“Flood irrigation is often vilified for not being water efficient. The numbers don’t always add up when it comes to saving water because there’s so much more in the game of land management and conservation, like creating wildlife habitat. This traditional definition of efficiency doesn’t grasp that social-ecological complexity,” Sketch said. “Our work suggests an expanded definition that considers how flood irrigation provides bird habitat on working wet meadows, recharges the groundwater for communities downstream, creates in-stream flow for fish, and keeps ranchers ranching.”
Ranchers described the factors that either help or hinder the use of flood irrigation on private lands. The study identified cultural considerations as a key enabler for continuing flood irrigation. “Ranchers have strong ties with the ranching lifestyle, so many choose to continue flood irrigation because of its history and their personal connection to it,” explained Sketch. “It’s something they do every year, the generation of ranchers before them did it, and want to maintain that tradition.”
“What stands out to me in this work is that there are a group of ranchers committed to the future of their land. They rely on that land for their livelihood; they’re closely tied to it; they spend every day outside. It’s something that they’re very passionate about,” Dayer said. “I think that’s just a critical thing for the majority of the U.S. public living far from ranches to keep in mind — our food isn’t just coming from grocery stores. It’s coming from people who are making choices about how land is used and whether to contribute to conservation.”
Despite the commitment of ranchers to their land, nearly half of all U.S. ranches are sold every decade and recruitment of younger generations into the ranching lifestyle has declined. Most of these once-open spaces have been lost to subdivisions and other development. Land conversion not only erodes the sense of community and cultural identity among ranchers, it also eliminates important wildlife habitat.
To keep ranches both environmentally and economically sustainable, both workshops highlighted key areas where conservation professionals can increase rancher engagement and ensure working wetlands continue to benefit both landowners and wildlife. Ranchers identified partnerships and open communications with conservation professionals and policymakers as critical to maintaining successful operations in addition to effective, long-lasting conservation practices. Central to strong partnerships is building trust and “honest people sitting around, getting over their biases, their agendas, and listening to one another,” said one rancher.
The Intermountain West Joint Venture has a long history of working alongside landowners and conservationists and has become trusted in the region. Their connections, experiences, and on-the-ground work proved valuable in executing the research. As a result, Dayer and Sketch were better able to understand ranchers’ experiences and perspectives. The joint venture is also now playing a critical role in ensuring the results of this study are used.

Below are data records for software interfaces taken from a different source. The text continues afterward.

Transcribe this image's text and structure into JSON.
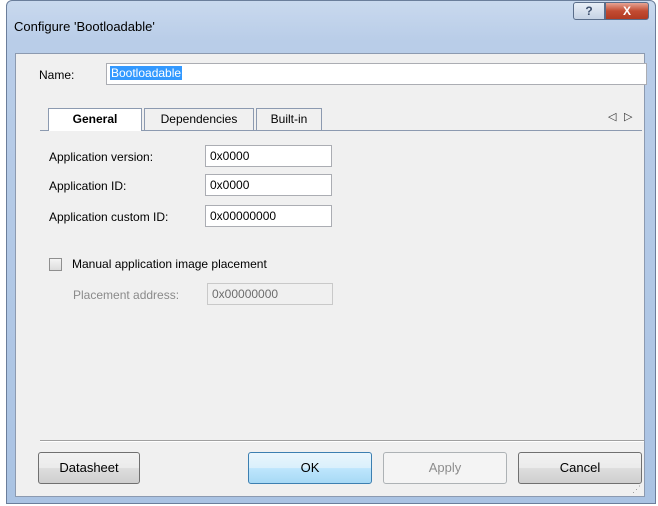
{
  "window": {
    "title": "Configure 'Bootloadable'",
    "help_glyph": "?",
    "close_glyph": "X"
  },
  "name": {
    "label": "Name:",
    "value": "Bootloadable"
  },
  "tabs": [
    {
      "label": "General",
      "active": true
    },
    {
      "label": "Dependencies",
      "active": false
    },
    {
      "label": "Built-in",
      "active": false
    }
  ],
  "tab_nav": {
    "prev": "◁",
    "next": "▷"
  },
  "general": {
    "app_version_label": "Application version:",
    "app_version_value": "0x0000",
    "app_id_label": "Application ID:",
    "app_id_value": "0x0000",
    "app_custom_id_label": "Application custom ID:",
    "app_custom_id_value": "0x00000000",
    "manual_placement_label": "Manual application image placement",
    "manual_placement_checked": false,
    "placement_address_label": "Placement address:",
    "placement_address_value": "0x00000000"
  },
  "buttons": {
    "datasheet": "Datasheet",
    "ok": "OK",
    "apply": "Apply",
    "cancel": "Cancel"
  }
}
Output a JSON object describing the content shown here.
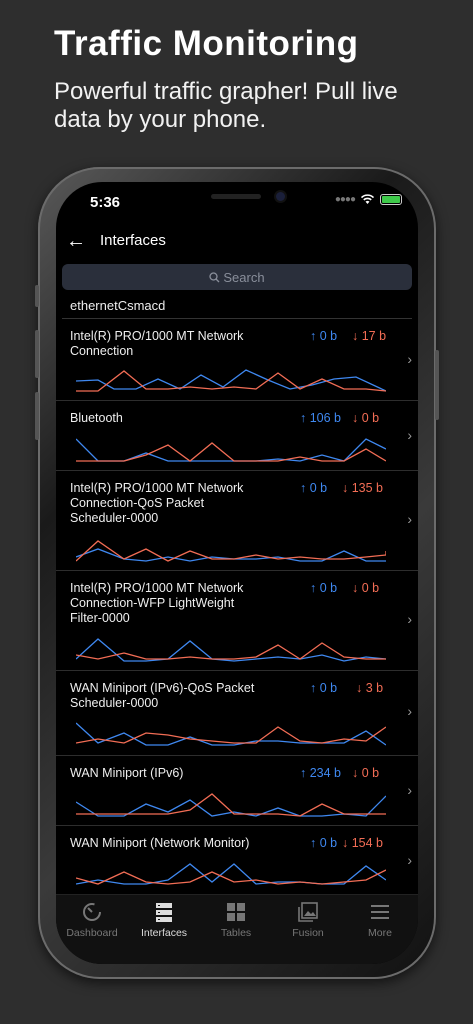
{
  "hero": {
    "title": "Traffic Monitoring",
    "subtitle": "Powerful traffic grapher! Pull live data by your phone."
  },
  "status_bar": {
    "time": "5:36",
    "battery_color": "#3ec94a"
  },
  "navbar": {
    "title": "Interfaces",
    "back_icon": "arrow-left-icon"
  },
  "search": {
    "placeholder": "Search"
  },
  "section": {
    "title": "ethernetCsmacd"
  },
  "colors": {
    "upload": "#3f88f0",
    "download": "#f26d55"
  },
  "interfaces": [
    {
      "name": "Intel(R) PRO/1000 MT Network Connection",
      "up": "↑ 0 b",
      "down": "↓ 17 b"
    },
    {
      "name": "Bluetooth",
      "up": "↑ 106 b",
      "down": "↓ 0 b"
    },
    {
      "name": "Intel(R) PRO/1000 MT Network Connection-QoS Packet Scheduler-0000",
      "up": "↑ 0 b",
      "down": "↓ 135 b"
    },
    {
      "name": "Intel(R) PRO/1000 MT Network Connection-WFP LightWeight Filter-0000",
      "up": "↑ 0 b",
      "down": "↓ 0 b"
    },
    {
      "name": "WAN Miniport (IPv6)-QoS Packet Scheduler-0000",
      "up": "↑ 0 b",
      "down": "↓ 3 b"
    },
    {
      "name": "WAN Miniport (IPv6)",
      "up": "↑ 234 b",
      "down": "↓ 0 b"
    },
    {
      "name": "WAN Miniport (Network Monitor)",
      "up": "↑ 0 b",
      "down": "↓ 154 b"
    }
  ],
  "tabs": [
    {
      "label": "Dashboard",
      "icon": "speedometer-icon",
      "active": false
    },
    {
      "label": "Interfaces",
      "icon": "server-stack-icon",
      "active": true
    },
    {
      "label": "Tables",
      "icon": "grid-icon",
      "active": false
    },
    {
      "label": "Fusion",
      "icon": "photo-stack-icon",
      "active": false
    },
    {
      "label": "More",
      "icon": "menu-icon",
      "active": false
    }
  ]
}
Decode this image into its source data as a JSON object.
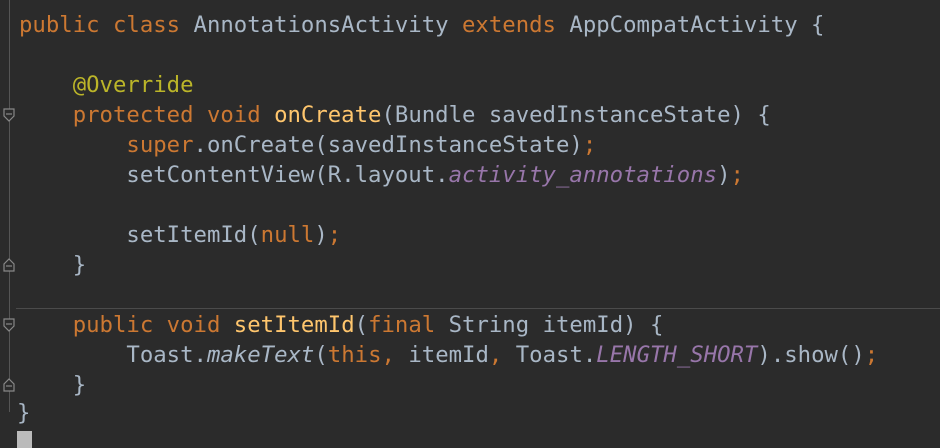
{
  "code": {
    "l1": {
      "t1": "public class ",
      "t2": "AnnotationsActivity ",
      "t3": "extends ",
      "t4": "AppCompatActivity {"
    },
    "l3": {
      "indent": "    ",
      "t1": "@Override"
    },
    "l4": {
      "indent": "    ",
      "t1": "protected void ",
      "t2": "onCreate",
      "t3": "(Bundle savedInstanceState) {"
    },
    "l5": {
      "indent": "        ",
      "t1": "super",
      "t2": ".onCreate(savedInstanceState)",
      "t3": ";"
    },
    "l6": {
      "indent": "        ",
      "t1": "setContentView(R.layout.",
      "t2": "activity_annotations",
      "t3": ")",
      "t4": ";"
    },
    "l8": {
      "indent": "        ",
      "t1": "setItemId(",
      "t2": "null",
      "t3": ")",
      "t4": ";"
    },
    "l9": {
      "indent": "    ",
      "t1": "}"
    },
    "l11": {
      "indent": "    ",
      "t1": "public void ",
      "t2": "setItemId",
      "t3": "(",
      "t4": "final ",
      "t5": "String itemId) {"
    },
    "l12": {
      "indent": "        ",
      "t1": "Toast.",
      "t2": "makeText",
      "t3": "(",
      "t4": "this, ",
      "t5": "itemId",
      "t6": ", ",
      "t7": "Toast.",
      "t8": "LENGTH_SHORT",
      "t9": ").show()",
      "t10": ";"
    },
    "l13": {
      "indent": "    ",
      "t1": "}"
    },
    "l14": {
      "t1": "}"
    }
  },
  "colors": {
    "background": "#2b2b2b",
    "keyword": "#cc7832",
    "annotation": "#bbb529",
    "method_declaration": "#ffc66d",
    "plain_text": "#a9b7c6",
    "field": "#9876aa",
    "caret": "#bbbbbb"
  },
  "icons": {
    "fold_open": "fold-marker-icon",
    "fold_close": "fold-end-icon"
  }
}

“This research is ground-breaking in that it helps conservation professionals understand the social context of agricultural irrigation decision-making in the West,” said Dave Smith, Intermountain West Joint Venture coordinator. “The findings will enable the conservation community to increasingly support agricultural irrigators in continuing to provide vital habitat for wetland-dependent birds on working lands.”
Listening turned out to be an effective conservation tool, and Dayer and Sketch hope that this work continues to change how conservation professionals and ranchers work together.
— Written by Rasha Aridi